Paulinus was born to a Roman family during the period of Longobard rule of Italy.
After receiving a thorough education and being ordained, he became master of his school. He had a deep knowledge of jurisprudence, and extensive Scriptural, theological, and patristic training.
This learning won him the attention of Charlemagne. After the destruction of the Kingdom of the Longobards in 774, Charlemagne invited Paulinus to France in 776, to be “royal master of grammar.” He assisted in restoring civilization in the West. He became acquainted with the leading men of that age. His devotion to Charlemagne was rewarded by many favors, among them the gift of property and the appointment as Patriarch of Aquileia in 787.
Paulinus was able to secure the free election of the future patriarchs, and other privileges for the Church of Aquileia. He helped in preparing new Christian legislation.
In 792 he was present at the Council of Ratisbon, which condemned the heresy of Adoptionism (a position that said Christ was the “adopted” son of God. In 794 he took a leading part in the national Synod of Frankfort-on-the-Main, where Adoptionism was again condemned, and wrote a book against it. We learn from his correspondence that he presided over a synod of bishops in Salzburg, in which were discussed the evangelization of the barbarians, and baptism.

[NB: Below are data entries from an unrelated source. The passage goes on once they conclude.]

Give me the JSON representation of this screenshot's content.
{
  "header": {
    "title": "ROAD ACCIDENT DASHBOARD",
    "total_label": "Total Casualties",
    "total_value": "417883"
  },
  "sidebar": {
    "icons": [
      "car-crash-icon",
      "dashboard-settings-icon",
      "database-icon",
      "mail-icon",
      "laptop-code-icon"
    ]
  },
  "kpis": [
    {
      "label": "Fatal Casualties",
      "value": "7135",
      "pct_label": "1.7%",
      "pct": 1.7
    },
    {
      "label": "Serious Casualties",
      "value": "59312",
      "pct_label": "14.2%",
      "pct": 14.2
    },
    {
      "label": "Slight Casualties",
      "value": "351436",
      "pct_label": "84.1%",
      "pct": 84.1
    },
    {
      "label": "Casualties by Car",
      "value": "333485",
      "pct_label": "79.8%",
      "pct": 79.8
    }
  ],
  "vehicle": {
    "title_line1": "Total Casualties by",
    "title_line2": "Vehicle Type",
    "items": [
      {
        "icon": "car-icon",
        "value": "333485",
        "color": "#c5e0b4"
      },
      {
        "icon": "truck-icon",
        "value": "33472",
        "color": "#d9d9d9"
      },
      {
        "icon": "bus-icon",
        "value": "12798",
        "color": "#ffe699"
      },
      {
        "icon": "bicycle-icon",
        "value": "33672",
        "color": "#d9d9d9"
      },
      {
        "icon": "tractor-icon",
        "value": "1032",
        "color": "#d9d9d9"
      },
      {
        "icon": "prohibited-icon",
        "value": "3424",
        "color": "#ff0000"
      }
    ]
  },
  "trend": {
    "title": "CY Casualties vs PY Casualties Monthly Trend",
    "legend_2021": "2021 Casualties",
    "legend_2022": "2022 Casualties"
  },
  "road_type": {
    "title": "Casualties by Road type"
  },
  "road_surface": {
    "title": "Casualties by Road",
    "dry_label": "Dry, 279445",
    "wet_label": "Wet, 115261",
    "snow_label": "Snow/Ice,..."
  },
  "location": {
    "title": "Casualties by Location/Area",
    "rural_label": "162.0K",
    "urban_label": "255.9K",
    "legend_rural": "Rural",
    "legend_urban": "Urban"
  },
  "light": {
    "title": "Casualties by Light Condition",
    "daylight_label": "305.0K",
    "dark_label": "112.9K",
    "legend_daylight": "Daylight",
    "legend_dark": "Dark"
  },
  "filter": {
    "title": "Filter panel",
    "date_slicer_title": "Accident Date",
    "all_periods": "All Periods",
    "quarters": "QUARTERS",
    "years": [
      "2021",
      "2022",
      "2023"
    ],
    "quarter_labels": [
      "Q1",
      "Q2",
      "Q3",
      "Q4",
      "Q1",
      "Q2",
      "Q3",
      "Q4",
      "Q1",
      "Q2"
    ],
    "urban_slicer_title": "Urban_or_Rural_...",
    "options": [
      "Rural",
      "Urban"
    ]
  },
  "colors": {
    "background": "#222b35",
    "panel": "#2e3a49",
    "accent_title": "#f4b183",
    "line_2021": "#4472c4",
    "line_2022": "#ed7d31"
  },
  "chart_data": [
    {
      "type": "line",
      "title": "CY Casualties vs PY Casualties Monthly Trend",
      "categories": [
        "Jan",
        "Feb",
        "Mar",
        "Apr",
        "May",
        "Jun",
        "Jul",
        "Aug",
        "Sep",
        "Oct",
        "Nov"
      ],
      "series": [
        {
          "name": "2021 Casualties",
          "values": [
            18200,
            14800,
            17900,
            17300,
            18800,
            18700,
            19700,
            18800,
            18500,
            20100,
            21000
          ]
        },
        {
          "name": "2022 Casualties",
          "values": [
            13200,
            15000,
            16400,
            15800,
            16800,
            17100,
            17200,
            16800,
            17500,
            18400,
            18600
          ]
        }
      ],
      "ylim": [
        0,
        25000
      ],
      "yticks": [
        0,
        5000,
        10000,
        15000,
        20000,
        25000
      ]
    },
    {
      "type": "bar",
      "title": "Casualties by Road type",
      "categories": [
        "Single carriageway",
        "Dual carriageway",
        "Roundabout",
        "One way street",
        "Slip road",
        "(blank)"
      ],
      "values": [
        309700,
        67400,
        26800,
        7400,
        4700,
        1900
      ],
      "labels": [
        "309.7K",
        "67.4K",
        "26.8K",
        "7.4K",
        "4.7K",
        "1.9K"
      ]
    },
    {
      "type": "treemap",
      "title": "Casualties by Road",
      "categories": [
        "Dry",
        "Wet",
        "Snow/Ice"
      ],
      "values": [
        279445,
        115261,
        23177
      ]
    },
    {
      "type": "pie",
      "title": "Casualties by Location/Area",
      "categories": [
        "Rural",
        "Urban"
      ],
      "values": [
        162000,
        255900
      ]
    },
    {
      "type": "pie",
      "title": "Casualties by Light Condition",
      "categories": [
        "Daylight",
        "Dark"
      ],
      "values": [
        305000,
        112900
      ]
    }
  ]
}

At the Synod of Cividale in 796, Paulinus expounded the Catholic doctrine about the Blessed Trinity, especially about the procession of the Holy Ghost from the Father and the Son. Also, at this synod, fourteen “canons” on ecclesiastical discipline and on the sacrament of marriage, were framed and a copy of the Acts was sent to the emperor.
In 798 he went to Rome as imperial legate to the pope.
Paulinus was a prolific writer, even writing poems and hymns. For his fame as a priest, bishop, diplomat and writer he died a saint.
Adapted by A. J. Valentini from: Cossio, A. (1911). St. Paulinus II, Patriarch of Aquileia. In The Catholic Encyclopedia. New York: Robert Appleton Company. Retrieved Jan. 5, 2021 from New Advent: http://www.newadvent.org/cathen/11586a.htm